I’m sure we’ve all heard since the time we were young that we need to learn to listen. I know my mom said this to me at least three times a day on a daily basis. I know we all hear the world going on around us, people having conversations as they pass you on the street, the newest song on the radio, the news, social media, etc. Are we really listening though? Do we understand the fundamental difference between hearing and listening? It’s the intention behind listening that sets it apart from hearing. Hearing is simply one of our six senses, whereas listening is an action. Listening is a choice.
Making the choice to tune in to what is being said can make all the difference in the outcome of an interaction. For instance, when we make a mistake and someone has to come to us about how that mistake affected them, although we may not be able to correct that mistake, by actively listening to how our actions have directly affected another will show them that we understand and care. Often that is enough to bring peace and understanding, which is most often all the situation required to reach a solution.
To be an active listener, Forbes.com recommends 10 easy steps.
- Face the speaker and maintain eye contact.
This allows the speaker to clearly see that they have your undivided attention, enabling them to freely speak their mind.
- Be attentive.
If you’re distracted, the person you’re meant to be listening to will either also become distracted or may become discouraged.
- Keep an open mind.
You wouldn’t want any preconceived notions of yours to hinder your understanding of the other person’s perspective. Don’t allow yourself to be distracted by your own thoughts, feelings, or biases.
- Try and picture what the speaker is saying.
Visualization can only aid in your understanding and can help retain the information. Train your mind to create a model or chart of the information you’re taking in. Keeping concepts organized will only strengthen your understanding.
- Don’t interrupt.
The last thing you want to do is stop someone’s train of thought and miss out on where it was going.
- Wait for a pause to ask clarifying questions.
If the other person is a strong communicator, they will provide an opportunity to ask questions because making sure that you understand is crucial to what they hope to accomplish
- Ask questions only to ensure understanding.
You don’t want to distract from the intended purpose of the person talking
- Try to feel what the speaker is feeling.
In order to experience empathy, you have to put yourself temporarily in the other person’s place.
- Give the speaker regular feedback.
The idea is to provide proof that you are listening, not speak over their dialogue. So a nod or an affirmation like “oh I see” would suffice.
- Pay attention to non-verbal cues.
You never want to miss what isn’t being said out loud. It’s possible to detect enthusiasm, boredom, or irritation solely by paying attention to body language.

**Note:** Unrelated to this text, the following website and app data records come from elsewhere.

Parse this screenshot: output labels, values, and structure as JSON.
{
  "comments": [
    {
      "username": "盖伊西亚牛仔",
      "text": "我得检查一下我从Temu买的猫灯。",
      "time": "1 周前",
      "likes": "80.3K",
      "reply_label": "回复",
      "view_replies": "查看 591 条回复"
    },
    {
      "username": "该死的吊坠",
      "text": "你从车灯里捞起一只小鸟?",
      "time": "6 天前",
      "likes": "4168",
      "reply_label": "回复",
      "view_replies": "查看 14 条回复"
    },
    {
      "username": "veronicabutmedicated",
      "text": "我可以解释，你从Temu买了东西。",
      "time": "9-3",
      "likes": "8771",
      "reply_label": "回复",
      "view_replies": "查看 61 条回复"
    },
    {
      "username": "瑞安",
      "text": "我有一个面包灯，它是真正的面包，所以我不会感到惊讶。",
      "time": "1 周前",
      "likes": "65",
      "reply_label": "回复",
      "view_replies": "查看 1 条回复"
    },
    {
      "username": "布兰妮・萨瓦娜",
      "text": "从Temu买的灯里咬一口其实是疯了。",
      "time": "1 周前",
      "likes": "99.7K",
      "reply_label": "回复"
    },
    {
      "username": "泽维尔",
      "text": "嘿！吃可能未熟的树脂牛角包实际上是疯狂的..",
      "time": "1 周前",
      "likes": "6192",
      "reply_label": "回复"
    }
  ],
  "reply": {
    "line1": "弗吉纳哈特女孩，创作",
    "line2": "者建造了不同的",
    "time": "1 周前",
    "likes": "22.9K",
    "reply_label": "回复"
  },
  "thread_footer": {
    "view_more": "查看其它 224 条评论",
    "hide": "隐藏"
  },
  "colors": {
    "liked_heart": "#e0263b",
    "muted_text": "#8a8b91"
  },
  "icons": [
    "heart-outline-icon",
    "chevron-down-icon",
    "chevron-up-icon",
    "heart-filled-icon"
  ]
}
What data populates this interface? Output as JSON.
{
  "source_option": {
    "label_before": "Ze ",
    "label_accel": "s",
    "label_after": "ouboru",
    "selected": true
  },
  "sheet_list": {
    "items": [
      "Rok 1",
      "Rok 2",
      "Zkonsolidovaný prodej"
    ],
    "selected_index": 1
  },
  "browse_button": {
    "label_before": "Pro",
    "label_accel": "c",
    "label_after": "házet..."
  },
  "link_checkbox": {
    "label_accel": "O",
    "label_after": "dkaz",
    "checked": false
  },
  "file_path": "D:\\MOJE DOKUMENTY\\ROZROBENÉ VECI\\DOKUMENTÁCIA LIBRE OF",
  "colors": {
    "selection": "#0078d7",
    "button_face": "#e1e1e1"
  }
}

These 10 tricks to aid in active listening can teach us that words only convey only a fraction of the message. A well-rounded approach is the best strategy for honing such a skill. It helps build relationships, solve problems, ensure understanding, resolve conflicts, and improve accuracy. At work, effective listening means fewer errors and less wasted time. At home, it helps develop resourceful, self-reliant kids who can solve their own problems. Listening builds friendships and careers. A divorce attorney such as Brandy Austin Law Firm, PLLC would also tell you it saves money and marriages. The intrinsic value of listening knows no bounds.